Jack G. Ganssle is a lecturer and consultant on embedded development issues. He conducts seminars on embedded systems and helps companies with their embedded challenges. He founded two companies specializing in embedded systems. Contact him at . His website is .
Jack has good reason to worry about the future of consumer purchased works of copyrighted materials. Laws such as the DMCA are changing the fundamentally expected consumer fair use rights currently granted under the US code collection title 17 copyright laws. What kind of consumer electronics user experience can we expect when you're required to read through a EULA before playing your newest CD and you can't sell or copy it for personal use on your portable MP3 player? The software licensing model is most certainly the end goal of the MPAA and RIAA, with Fair use and the first sale doctrine a fading memory.
Copyright owners have a right to defend their works against illegal copying and derivative works, but consumers have the right to sell a CD or DVD when they no longer want it. I hope that 5 years from now I'll still have the right to copy my purchased CD's to my mp3 player, pull some shoes on, and take a morning run.
Sean J. Varley
Director of Electrical Engineering
Cornerstone Design Group, Inc.

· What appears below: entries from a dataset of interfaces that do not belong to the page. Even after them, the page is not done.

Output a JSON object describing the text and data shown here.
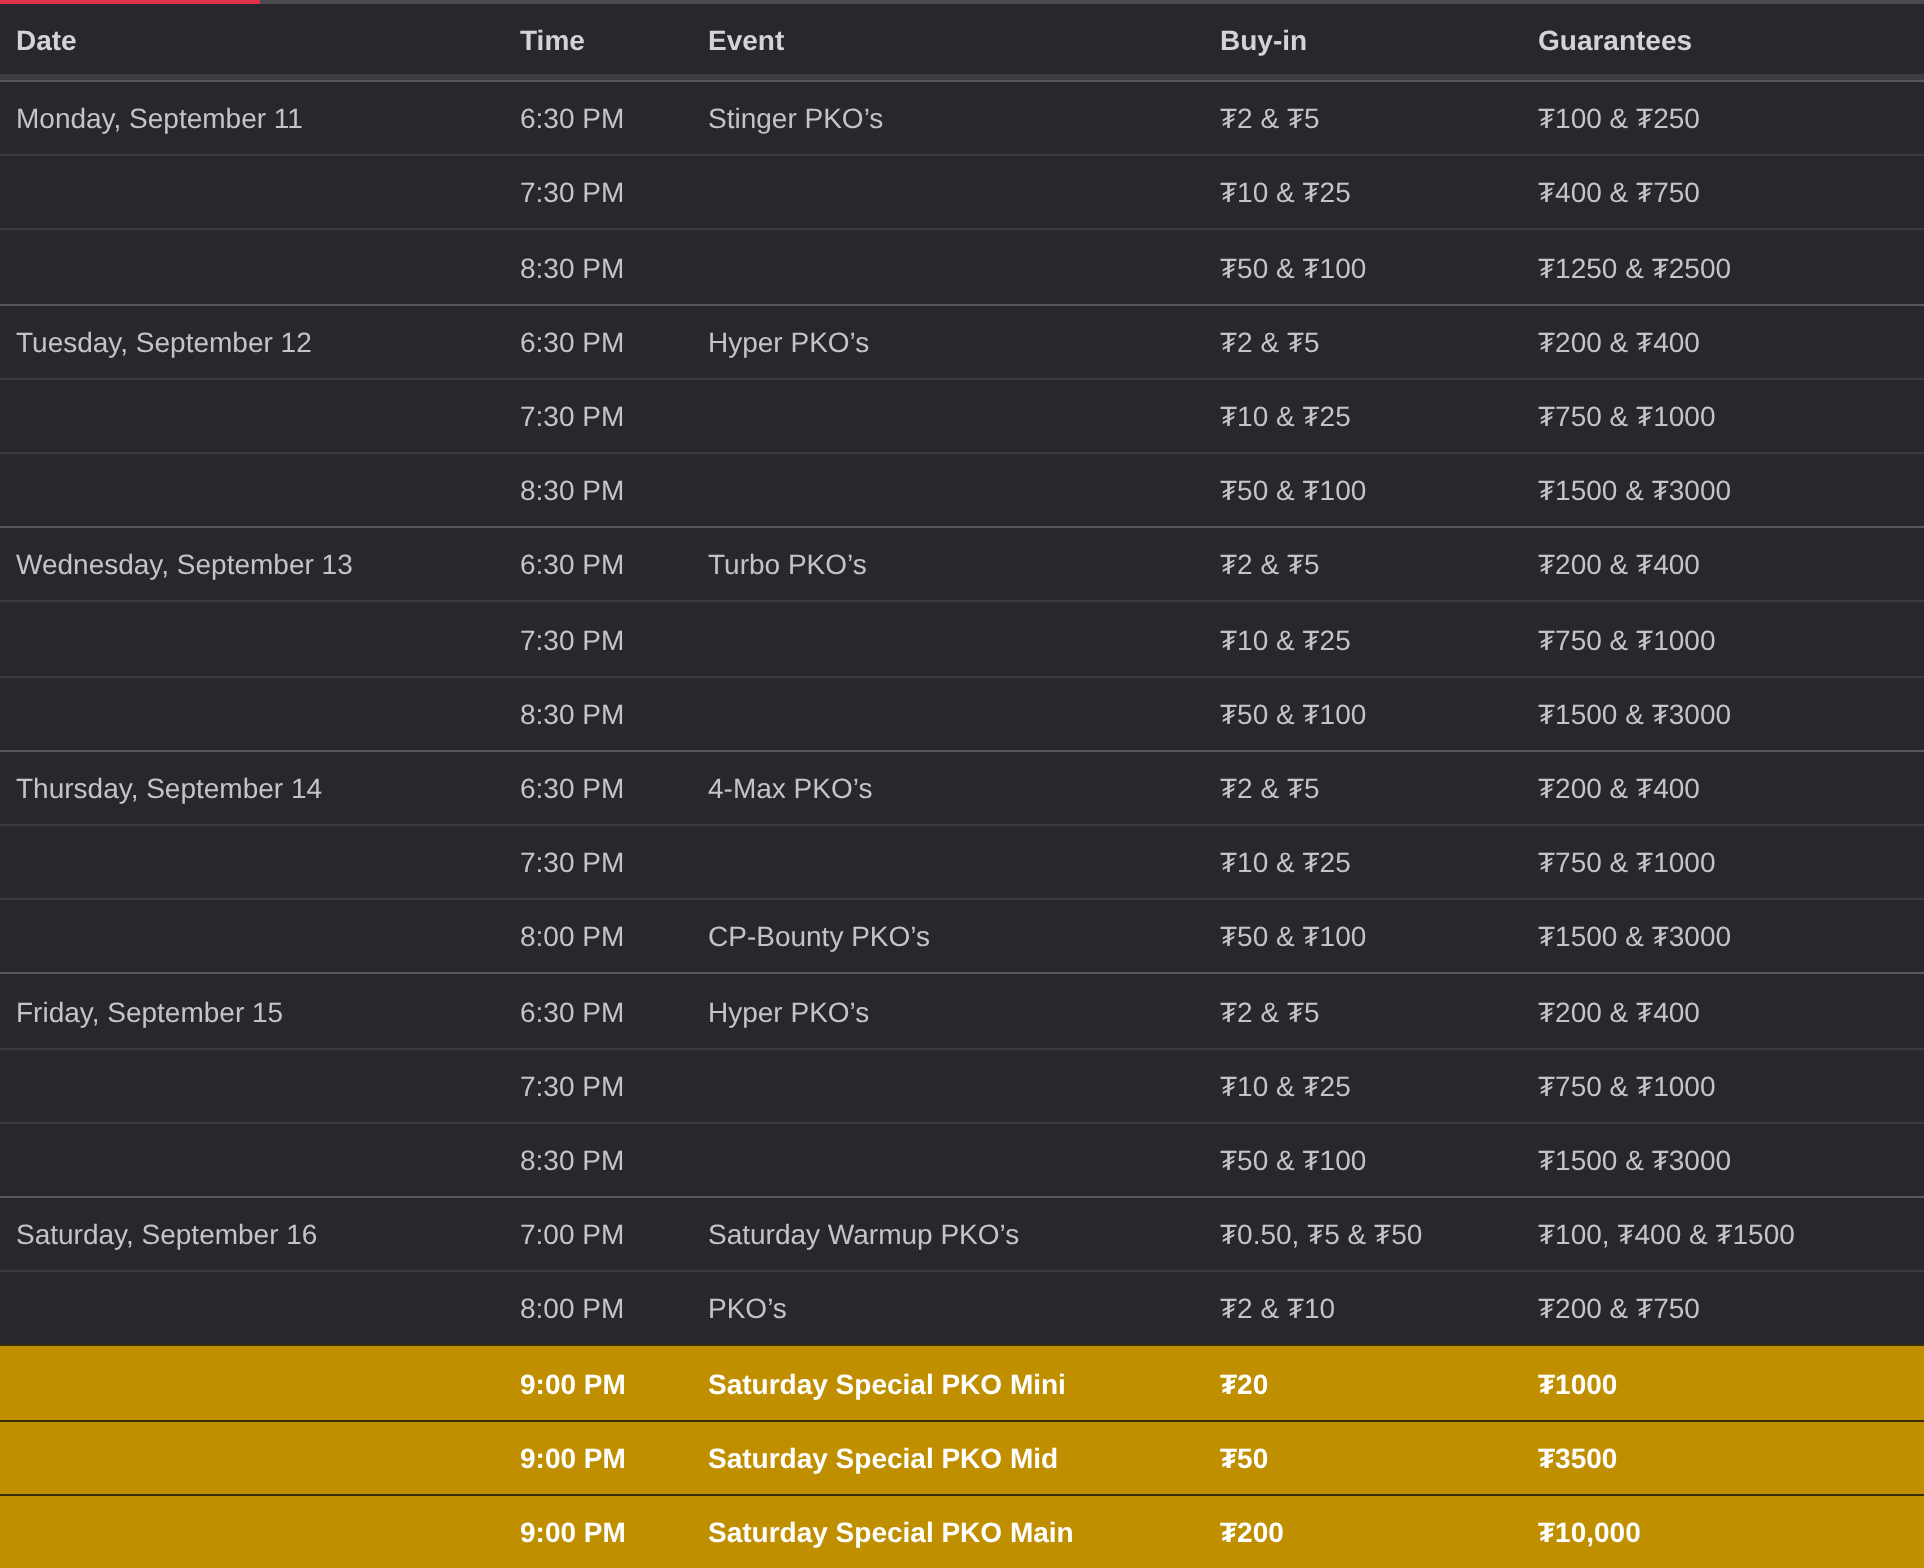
{
  "table": {
    "columns": [
      "Date",
      "Time",
      "Event",
      "Buy-in",
      "Guarantees"
    ],
    "rows": [
      {
        "date": "Monday, September 11",
        "time": "6:30 PM",
        "event": "Stinger PKO’s",
        "buy_in": "₮2 & ₮5",
        "guarantees": "₮100 & ₮250",
        "featured": false
      },
      {
        "time": "7:30 PM",
        "buy_in": "₮10 & ₮25",
        "guarantees": "₮400 & ₮750",
        "featured": false
      },
      {
        "time": "8:30 PM",
        "buy_in": "₮50 & ₮100",
        "guarantees": "₮1250 & ₮2500",
        "featured": false
      },
      {
        "date": "Tuesday, September 12",
        "time": "6:30 PM",
        "event": "Hyper PKO’s",
        "buy_in": "₮2 & ₮5",
        "guarantees": "₮200 & ₮400",
        "featured": false
      },
      {
        "time": "7:30 PM",
        "buy_in": "₮10 & ₮25",
        "guarantees": "₮750 & ₮1000",
        "featured": false
      },
      {
        "time": "8:30 PM",
        "buy_in": "₮50 & ₮100",
        "guarantees": "₮1500 & ₮3000",
        "featured": false
      },
      {
        "date": "Wednesday, September 13",
        "time": "6:30 PM",
        "event": "Turbo PKO’s",
        "buy_in": "₮2 & ₮5",
        "guarantees": "₮200 & ₮400",
        "featured": false
      },
      {
        "time": "7:30 PM",
        "buy_in": "₮10 & ₮25",
        "guarantees": "₮750 & ₮1000",
        "featured": false
      },
      {
        "time": "8:30 PM",
        "buy_in": "₮50 & ₮100",
        "guarantees": "₮1500 & ₮3000",
        "featured": false
      },
      {
        "date": "Thursday, September 14",
        "time": "6:30 PM",
        "event": "4-Max PKO’s",
        "buy_in": "₮2 & ₮5",
        "guarantees": "₮200 & ₮400",
        "featured": false
      },
      {
        "time": "7:30 PM",
        "buy_in": "₮10 & ₮25",
        "guarantees": "₮750 & ₮1000",
        "featured": false
      },
      {
        "time": "8:00 PM",
        "event": "CP-Bounty PKO’s",
        "buy_in": "₮50 & ₮100",
        "guarantees": "₮1500 & ₮3000",
        "featured": false
      },
      {
        "date": "Friday, September 15",
        "time": "6:30 PM",
        "event": "Hyper PKO’s",
        "buy_in": "₮2 & ₮5",
        "guarantees": "₮200 & ₮400",
        "featured": false
      },
      {
        "time": "7:30 PM",
        "buy_in": "₮10 & ₮25",
        "guarantees": "₮750 & ₮1000",
        "featured": false
      },
      {
        "time": "8:30 PM",
        "buy_in": "₮50 & ₮100",
        "guarantees": "₮1500 & ₮3000",
        "featured": false
      },
      {
        "date": "Saturday, September 16",
        "time": "7:00 PM",
        "event": "Saturday Warmup PKO’s",
        "buy_in": "₮0.50, ₮5 & ₮50",
        "guarantees": "₮100, ₮400 & ₮1500",
        "featured": false
      },
      {
        "time": "8:00 PM",
        "event": "PKO’s",
        "buy_in": "₮2 & ₮10",
        "guarantees": "₮200 & ₮750",
        "featured": false
      },
      {
        "time": "9:00 PM",
        "event": "Saturday Special PKO Mini",
        "buy_in": "₮20",
        "guarantees": "₮1000",
        "featured": true
      },
      {
        "time": "9:00 PM",
        "event": "Saturday Special PKO Mid",
        "buy_in": "₮50",
        "guarantees": "₮3500",
        "featured": true
      },
      {
        "time": "9:00 PM",
        "event": "Saturday Special PKO Main",
        "buy_in": "₮200",
        "guarantees": "₮10,000",
        "featured": true
      }
    ]
  }
}
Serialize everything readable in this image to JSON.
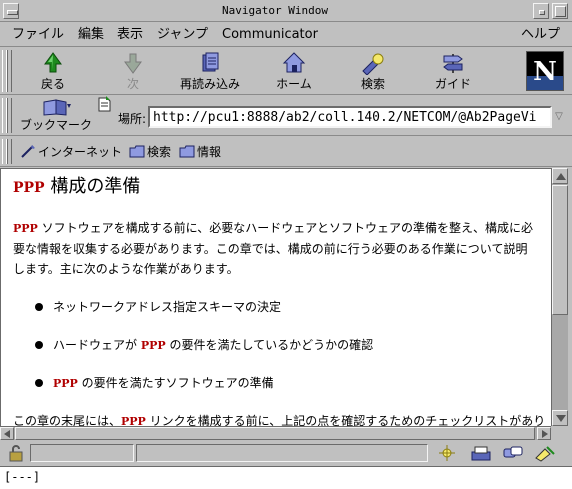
{
  "window": {
    "title": "Navigator Window"
  },
  "menubar": {
    "file": "ファイル",
    "edit": "編集",
    "view": "表示",
    "jump": "ジャンプ",
    "communicator": "Communicator",
    "help": "ヘルプ"
  },
  "navbar": {
    "back": "戻る",
    "forward": "次",
    "reload": "再読み込み",
    "home": "ホーム",
    "search": "検索",
    "guide": "ガイド"
  },
  "locbar": {
    "bookmarks": "ブックマーク",
    "location_label": "場所:",
    "url": "http://pcu1:8888/ab2/coll.140.2/NETCOM/@Ab2PageVi"
  },
  "personal_toolbar": {
    "internet": "インターネット",
    "search": "検索",
    "info": "情報"
  },
  "page": {
    "heading_ppp": "PPP",
    "heading_rest": " 構成の準備",
    "intro_ppp": "PPP",
    "intro_rest": " ソフトウェアを構成する前に、必要なハードウェアとソフトウェアの準備を整え、構成に必要な情報を収集する必要があります。この章では、構成の前に行う必要のある作業について説明します。主に次のような作業があります。",
    "bullet1": "ネットワークアドレス指定スキーマの決定",
    "bullet2_pre": "ハードウェアが ",
    "bullet2_ppp": "PPP",
    "bullet2_post": " の要件を満たしているかどうかの確認",
    "bullet3_ppp": "PPP",
    "bullet3_post": " の要件を満たすソフトウェアの準備",
    "closing_pre": "この章の末尾には、",
    "closing_ppp": "PPP",
    "closing_post": " リンクを構成する前に、上記の点を確認するためのチェックリストがあり"
  },
  "status": {
    "text": "",
    "cmdline": "[---]"
  },
  "colors": {
    "ppp": "#b00000",
    "chrome": "#c0c0c0"
  }
}
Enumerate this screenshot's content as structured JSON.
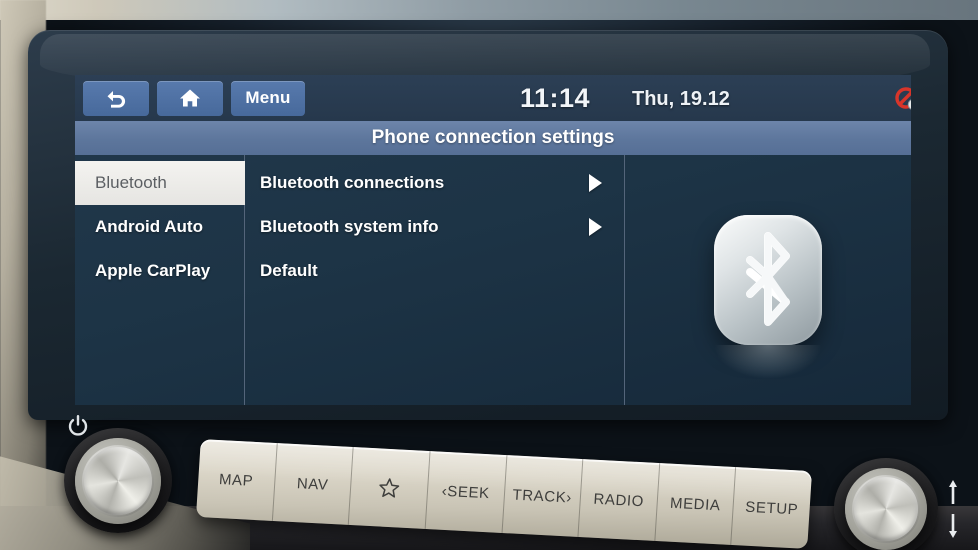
{
  "device": {
    "type": "car-infotainment-head-unit"
  },
  "header": {
    "back_label": "back-arrow",
    "home_label": "home",
    "menu_label": "Menu",
    "time": "11:14",
    "date": "Thu, 19.12",
    "status_icon": "mute-disabled-icon"
  },
  "title": "Phone connection settings",
  "sidebar": {
    "items": [
      {
        "label": "Bluetooth",
        "selected": true
      },
      {
        "label": "Android Auto",
        "selected": false
      },
      {
        "label": "Apple CarPlay",
        "selected": false
      }
    ]
  },
  "list": {
    "rows": [
      {
        "label": "Bluetooth connections",
        "has_arrow": true
      },
      {
        "label": "Bluetooth system info",
        "has_arrow": true
      },
      {
        "label": "Default",
        "has_arrow": false
      }
    ]
  },
  "logo_panel": {
    "icon": "bluetooth-logo"
  },
  "hardware": {
    "power_icon": "power-icon",
    "left_knob": "volume-knob",
    "right_knob": "tune-knob",
    "buttons": [
      {
        "label": "MAP",
        "icon": ""
      },
      {
        "label": "NAV",
        "icon": ""
      },
      {
        "label": "",
        "icon": "star-icon"
      },
      {
        "label": "‹SEEK",
        "icon": ""
      },
      {
        "label": "TRACK›",
        "icon": ""
      },
      {
        "label": "RADIO",
        "icon": ""
      },
      {
        "label": "MEDIA",
        "icon": ""
      },
      {
        "label": "SETUP",
        "icon": ""
      }
    ]
  },
  "colors": {
    "screen_bg": "#1d3446",
    "titlebar": "#5d769c",
    "header_button": "#47699b",
    "selected_tab_bg": "#efeeeb",
    "status_red": "#d8352a",
    "button_strip": "#dcd7c9"
  }
}
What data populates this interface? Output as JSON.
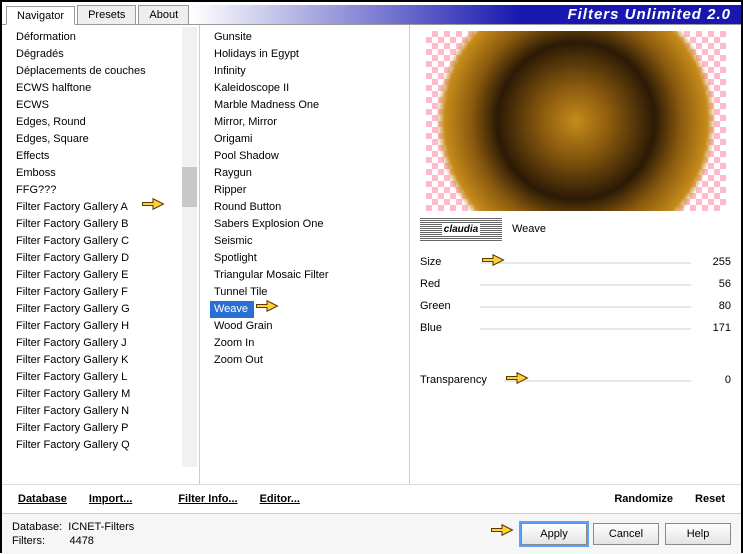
{
  "title": "Filters Unlimited 2.0",
  "tabs": [
    "Navigator",
    "Presets",
    "About"
  ],
  "list1": [
    "Déformation",
    "Dégradés",
    "Déplacements de couches",
    "ECWS halftone",
    "ECWS",
    "Edges, Round",
    "Edges, Square",
    "Effects",
    "Emboss",
    "FFG???",
    "Filter Factory Gallery A",
    "Filter Factory Gallery B",
    "Filter Factory Gallery C",
    "Filter Factory Gallery D",
    "Filter Factory Gallery E",
    "Filter Factory Gallery F",
    "Filter Factory Gallery G",
    "Filter Factory Gallery H",
    "Filter Factory Gallery J",
    "Filter Factory Gallery K",
    "Filter Factory Gallery L",
    "Filter Factory Gallery M",
    "Filter Factory Gallery N",
    "Filter Factory Gallery P",
    "Filter Factory Gallery Q"
  ],
  "list2": [
    "Gunsite",
    "Holidays in Egypt",
    "Infinity",
    "Kaleidoscope II",
    "Marble Madness One",
    "Mirror, Mirror",
    "Origami",
    "Pool Shadow",
    "Raygun",
    "Ripper",
    "Round Button",
    "Sabers Explosion One",
    "Seismic",
    "Spotlight",
    "Triangular Mosaic Filter",
    "Tunnel Tile",
    "Weave",
    "Wood Grain",
    "Zoom In",
    "Zoom Out"
  ],
  "selected_filter": "Weave",
  "logo_text": "claudia",
  "params": {
    "size": {
      "label": "Size",
      "value": 255
    },
    "red": {
      "label": "Red",
      "value": 56
    },
    "green": {
      "label": "Green",
      "value": 80
    },
    "blue": {
      "label": "Blue",
      "value": 171
    },
    "transparency": {
      "label": "Transparency",
      "value": 0
    }
  },
  "buttons": {
    "database": "Database",
    "import": "Import...",
    "filterinfo": "Filter Info...",
    "editor": "Editor...",
    "randomize": "Randomize",
    "reset": "Reset",
    "apply": "Apply",
    "cancel": "Cancel",
    "help": "Help"
  },
  "footer": {
    "db_label": "Database:",
    "db_value": "ICNET-Filters",
    "filters_label": "Filters:",
    "filters_value": "4478"
  }
}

I think the issue of copyright and online piracy is being approached from entirely the wrong direction by the record companies and such. Several book publishing firms (typically smaller ones) have done some experiments with offering titles free on the internet and have found that, almost without exception, all of the authors that offer their works free online have increased sales due to the free publicity. In fact, even the sales of the free books tend to increase. A great example of this is Jim Baen's free library (http://www.baen.com/library/). Eric Flint, an author that publishes with Baen, runs that site and has a bunch of great articles about this phenomenon. I think that the record companies would find that if they offered free downloads of older albums, they would find that:
a.) that publicity would increase the sales of those artists' newer albums
b.) overall revenues would increase because people would be buying older titles as well as newer ones.
c.) online piracy in general would tend to decrease, because most people, having that option to obtain free music legally, would not use the illegal services.
Here is a subject near to my heart. I have over 1000 CDs and a good stack of movies, so I am a legitimate consumer. And, like Jack, I have ripped my entire collection. I have given out compilation disks to people that might like to hear new music and this results in new fans and new purchases. I think at the root of the entire issue is a basic lack of morality in the bulk distribution of IP and a lack of morality in its users. Personally, I would be happy to give the artist $1 per CD, the production company $1 and a $1 for the manufacturing process. The RIAA has been instrumental in keeping the prices on music artificially high for extreme profits – fostering the lack of ethics that they now moan about.
I personally hope that a few really big groups (not that I listen to much popular music) will market music directly over the internet for small bucks and make a killing. Without a big label involved. I have no sympathy whatsoever for the big labels.
I have taught my children to understand the situation fully and to make decisions they are comfortable. My daughter chose openoffice instead of micro$oft office for ethical reasons. She does have music on her laptop and has downloaded some. She has also purchased the CDs of groups she likes.
Apparently, you hit a topic I have strong feelings about.
VP of Product Development